New bill would repeal Delaware's death penalty [video]
Death-penalty opponents rally at Legislative Hall in Dover in support of a bill that would get rid of capital punishment in Delaware.
State Sen. Karen Peterson is the lead sponsor of Senate Bill 19, which would overturn Delaware's death penalty.
"If there were any other public policy that was so expensive, so time-consuming, so discriminatory, so arbitrary, and served no purpose other than vengeance, we would repeal it in a heartbeat," said the Democrat who represents the Stanton area.
Peterson says the death penalty has been unfairly applied to poor minorities who can't afford good enough lawyers.
"We know that rich people don't get executed," she said. "But the poor, the mentally ill, the drug addicted and people of color do."
The bill also has support from some Republicans including Sen. Gary Simpson. The Senate Minority Leader who represents Milford is also a sponsor of the bill. He says nationwide, for every nine inmates executed, one is exonerated.
"If we say that we’ve killed one innocent person out of 100, that’s one too many for me, but one out of nine is just horrendous in my view," he said.
Opponents of repeal effort
Delaware Attorney General Beau Biden's office issued a brief statement from Biden, who has pursued the death penalty for those convicted of the most heinous crimes.
In the statement, Biden simply says, "My position has not changed."
The Delaware Police Chiefs' Council also stands in opposition of the repeal bill. The group has planned a news conference for Wednesday to release a position paper against the repeal effort, according to DPCC Executive Director Martin Johnson.
Despite the opposition, Simpson is optimistic the bill will be approved by the General Assembly. Although Simpson admits there are a number of constituents in his district who favor the death penalty, he believes they'll come around.

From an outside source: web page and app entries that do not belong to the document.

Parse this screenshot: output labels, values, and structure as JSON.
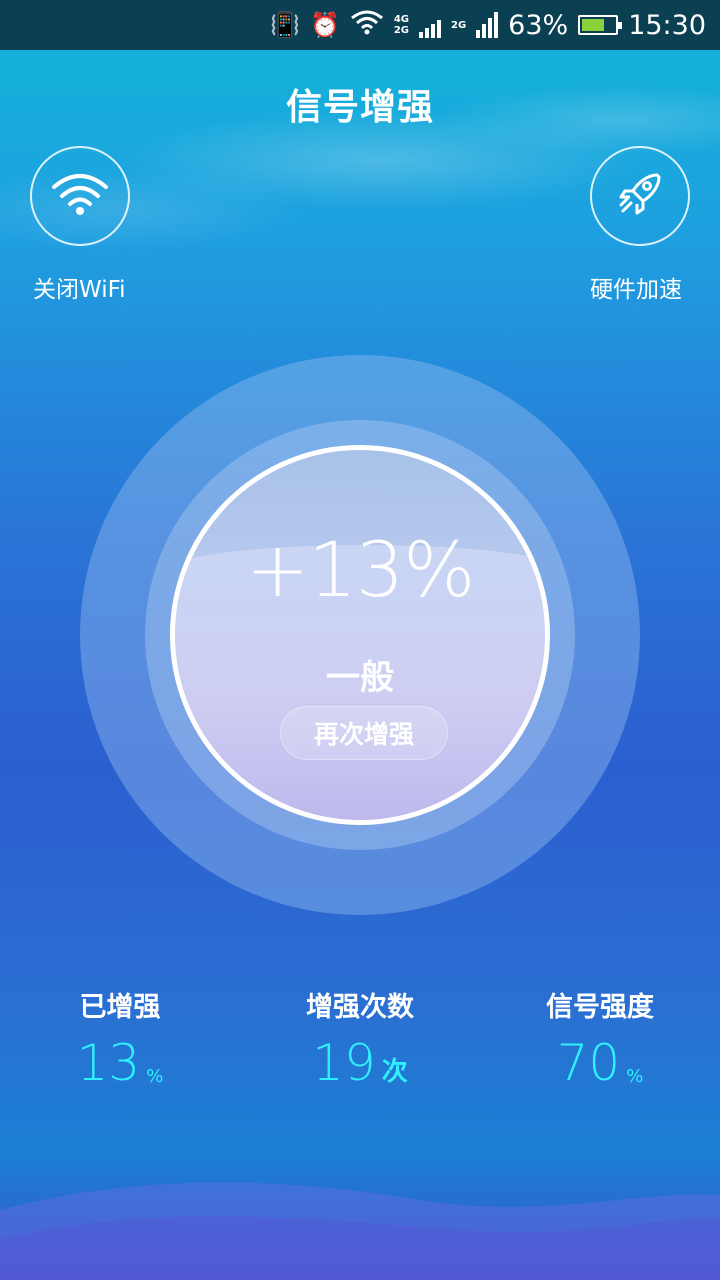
{
  "status_bar": {
    "network_primary": "4G",
    "network_secondary": "2G",
    "network_tertiary": "2G",
    "battery_percent": "63%",
    "battery_level": 0.63,
    "time": "15:30",
    "icons": [
      "vibrate-icon",
      "alarm-icon",
      "wifi-icon",
      "signal-icon",
      "battery-icon"
    ]
  },
  "header": {
    "title": "信号增强"
  },
  "actions": {
    "left": {
      "label": "关闭WiFi",
      "icon": "wifi-icon"
    },
    "right": {
      "label": "硬件加速",
      "icon": "rocket-icon"
    }
  },
  "gauge": {
    "percent": "+13%",
    "level": "一般",
    "button": "再次增强"
  },
  "stats": [
    {
      "label": "已增强",
      "value": "13",
      "unit": "%"
    },
    {
      "label": "增强次数",
      "value": "19",
      "unit": "次"
    },
    {
      "label": "信号强度",
      "value": "70",
      "unit": "%"
    }
  ],
  "colors": {
    "accent_cyan": "#2ff0ff",
    "status_bar_bg": "#0b3f52",
    "battery_fill": "#8bd13b"
  }
}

"I don’t think that we will have an uphill battle," Simpson said. "I know that there are a lot of people, especially in my district that are pro-death penalty, and I’m hopeful that we can present enough facts that we can change their opinion about carrying through on the death penalty in Delaware."
Delaware carried out death penalty executions by hanging until the mid 1990's.
Billy Bailey was convicted in 1980 for the murder of 80-year-old Gilbert Lambertson and his 73-year-old wife, Clara. Delaware adopted lethal injection as a death penalty execution in 1986, but Bailey had the option of asking for hanging. The gallows were dismantled in 2003.